You’ll need a car to get around the crags, and probably to get there from the airport. But, saying that, it’s quite a flat area and if you’re feeling adventurous you could cycle around a lot of it quite comfortably, you’d have to put a few miles in to get to some crags, but it would make for a good trip.The catchThere is a slight catch, but my experience is limited so if all this sounds good then do some research! The catch is that most of the really good climbing was at least E1. There is easier stuff around, but the nature of the crags we went to didn’t lend itself to easier routes. Not even rubbish ones! This might be a product of the people who developed the area though - there are loads of undeveloped crags, and I find it hard to believe that you couldn’t have a good trip if you’re climbing VS.
As an illustration of the amount of unclimbed rock, we went in search of an obscure route one day, only to get lost and find a gully which was apparently undeveloped. It ran for hundreds of metres up the hillside, with routes up to perhaps 60m on both walls, hidden in the trees. We climbed 3 new routes, a slightly loose HVS on the south wall (which would get stars in a Rockfax guide nonetheless) and two diagonal cracklines on a fantastic 25m wall opposite. They required a little bit of cleaning, but the last two routes would be 2 or 3 star classics on the grit, at around E2 and E4. We left them to be rediscovered, who knows, perhaps you might accidentally climb one of them one day?

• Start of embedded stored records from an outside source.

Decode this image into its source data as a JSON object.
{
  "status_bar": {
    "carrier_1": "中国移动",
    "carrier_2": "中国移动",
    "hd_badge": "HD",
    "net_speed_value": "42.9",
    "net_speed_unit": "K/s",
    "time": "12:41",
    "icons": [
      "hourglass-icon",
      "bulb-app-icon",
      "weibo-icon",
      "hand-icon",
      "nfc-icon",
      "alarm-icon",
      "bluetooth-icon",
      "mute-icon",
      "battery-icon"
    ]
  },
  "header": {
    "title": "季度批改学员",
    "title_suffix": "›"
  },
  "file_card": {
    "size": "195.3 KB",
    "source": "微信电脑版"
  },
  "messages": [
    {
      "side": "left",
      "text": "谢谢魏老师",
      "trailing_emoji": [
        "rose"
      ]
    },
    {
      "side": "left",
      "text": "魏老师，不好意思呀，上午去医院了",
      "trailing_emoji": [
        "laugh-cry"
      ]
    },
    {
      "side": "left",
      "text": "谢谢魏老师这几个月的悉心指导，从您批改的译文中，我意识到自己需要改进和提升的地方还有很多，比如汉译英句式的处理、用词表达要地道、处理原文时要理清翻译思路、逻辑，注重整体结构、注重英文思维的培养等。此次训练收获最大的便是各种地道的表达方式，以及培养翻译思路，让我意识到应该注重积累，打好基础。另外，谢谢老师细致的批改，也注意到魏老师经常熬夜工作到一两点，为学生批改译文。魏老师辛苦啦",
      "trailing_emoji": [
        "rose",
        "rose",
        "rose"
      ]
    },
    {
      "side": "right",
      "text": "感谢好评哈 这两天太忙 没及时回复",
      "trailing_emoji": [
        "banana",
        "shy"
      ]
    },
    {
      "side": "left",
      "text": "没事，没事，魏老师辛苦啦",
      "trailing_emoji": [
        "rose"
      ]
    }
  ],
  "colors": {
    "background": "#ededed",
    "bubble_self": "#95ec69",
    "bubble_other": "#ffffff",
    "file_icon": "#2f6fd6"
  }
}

A single rope is fine (in fact probably better than doubles) for the routes here, we didn’t climb anything that couldn’t be safely tackled with a single rope and a few long quickdraws. I wouldn’t take a super skinny one, as the rock is quite rough. It’s worth having a rope that’s at least 60m long for the abseil descents, although on a lot of crags you can walk off easily. 15 quickdraws is probably a good number, including several extendable ones.For rack, take as many cams as you can get your hands on. Nuts will work well in this rock too, we placed loads, but for some of the cracklines you’ll be grateful to have 4 size 1 cams! at least a double rack up to 3 inches is a good idea, and if you want to climb some of the harder routes some microcams would be useful. A set and a half of nuts should be enough, a few small brass ones might be useful on some routes, but probably aren’t essential.Lots of fingertape to make a pair of crack gloves would be a good idea too. I didn’t do this, my hands lasted the week well enough, but had I stayed longer I would have regretted not strapping up! I taped my fingers for the classic crackline “Granite Bitten” - appropriately named, it’s a Swedish pun meaning both bitten and addicted, it would have chewed me to pieces if I hadn’t taken precautions!
I was lucky enough to have a week of sunshine! On rainy days, or if your skin needs a rest, there is lots of sightseeing to be done in Bohuslan. You could also take a trip down to Gothenburg, or even Oslo for the day. Canoeing is probably pretty fun around the peninsulars too.